THE US government has reportedly shown their intention to remove soil and other radioactive waste in order to rehabilitate the Palomares area.
According to the Minister of Foreign Affairs and Cooperation, Jose Manuel Garcia-Margallo, the United States has promised “good news” is to be expected “soon” regarding the matter.
The Palomares B-52 crash occurred on January 17, 1966, when a B-52G bomber of the USAF Strategic Air Command collided with a KC-135 tanker during mid-air refuelling at 9,450m over the Mediterranean Sea, off the coast of Spain.
Of the four hydrogen bombs the B-52G was carrying, three were found on land near Palomares. The explosives in two of the weapons detonated upon impact, contaminating 2-square-kilometers with radioactive plutonium.
The secretary of state, Hillary Clinton has shown her personal commitment to solving the matter during a recent Safety Conference. During that meeting, she acknowledged the Spanish people’s sensitivity towards the subject and affirmed Barack Obama’s administration is taking the matter very seriously. With this in mind, she pointed out that the United States Energy Department is working with Spanish experts from the CIEMAT (The Energetic, Environmental and Technological Research Centre) to find a cooperative solution for the problem.

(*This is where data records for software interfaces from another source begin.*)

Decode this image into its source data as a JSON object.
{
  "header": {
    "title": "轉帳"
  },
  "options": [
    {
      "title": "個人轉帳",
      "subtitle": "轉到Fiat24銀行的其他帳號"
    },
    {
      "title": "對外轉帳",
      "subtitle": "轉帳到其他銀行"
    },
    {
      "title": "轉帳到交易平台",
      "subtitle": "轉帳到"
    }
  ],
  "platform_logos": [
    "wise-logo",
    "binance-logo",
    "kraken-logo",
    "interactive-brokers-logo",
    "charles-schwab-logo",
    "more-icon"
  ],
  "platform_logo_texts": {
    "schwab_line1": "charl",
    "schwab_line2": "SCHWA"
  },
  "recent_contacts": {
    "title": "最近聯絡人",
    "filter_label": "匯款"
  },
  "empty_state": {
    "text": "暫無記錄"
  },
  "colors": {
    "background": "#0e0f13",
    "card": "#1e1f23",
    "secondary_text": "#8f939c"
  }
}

The US claims it has “been collaborating” by doing check-ups on local residents and environmental contamination. But this wasn’t until 2004 when Spain resolved that land in the area which had been expropriated to prevent it being used for other purposes, must be checked. In 2007, an agreement was reach with the US to map existing contamination. This cost €13.8 million, of which €12 million was paid by Spain, and resulted in a three-dimensional map being sent to the US Energy Department in 2008.

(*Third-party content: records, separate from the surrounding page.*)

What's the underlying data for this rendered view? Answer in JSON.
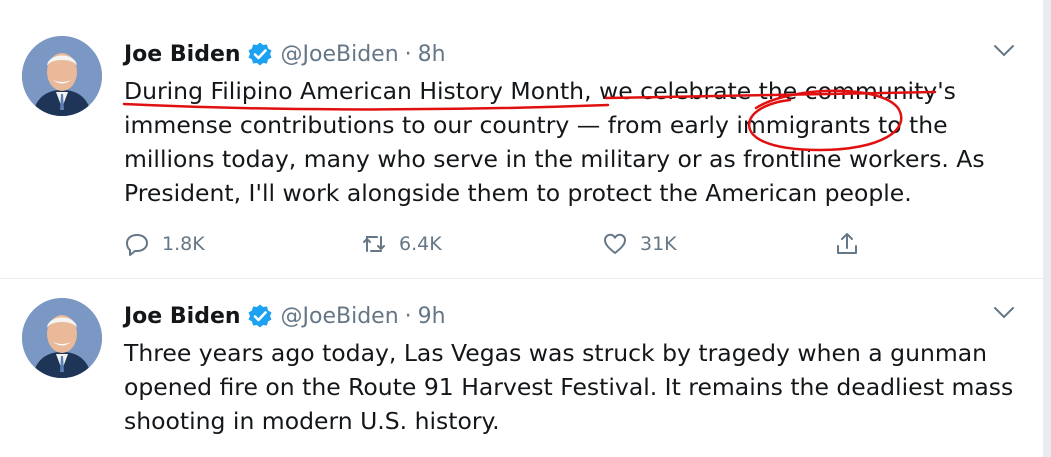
{
  "tweets": [
    {
      "author_name": "Joe Biden",
      "author_handle": "@JoeBiden",
      "separator": "·",
      "time": "8h",
      "text": "During Filipino American History Month, we celebrate the community's immense contributions to our country — from early immigrants to the millions today, many who serve in the military or as frontline workers. As President, I'll work alongside them to protect the American people.",
      "reply_count": "1.8K",
      "retweet_count": "6.4K",
      "like_count": "31K"
    },
    {
      "author_name": "Joe Biden",
      "author_handle": "@JoeBiden",
      "separator": "·",
      "time": "9h",
      "text": "Three years ago today, Las Vegas was struck by tragedy when a gunman opened fire on the Route 91 Harvest Festival. It remains the deadliest mass shooting in modern U.S. history."
    }
  ],
  "colors": {
    "verified_blue": "#1da1f2",
    "secondary_text": "#657786",
    "annotation_red": "#e01010"
  },
  "icons": [
    "verified-badge-icon",
    "chevron-down-icon",
    "reply-icon",
    "retweet-icon",
    "like-icon",
    "share-icon"
  ]
}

The report suggested that steps must be taken to repair the damage in the area which was approved in 2010. However it was revised by the US last year, and an agreement is yet to be reached.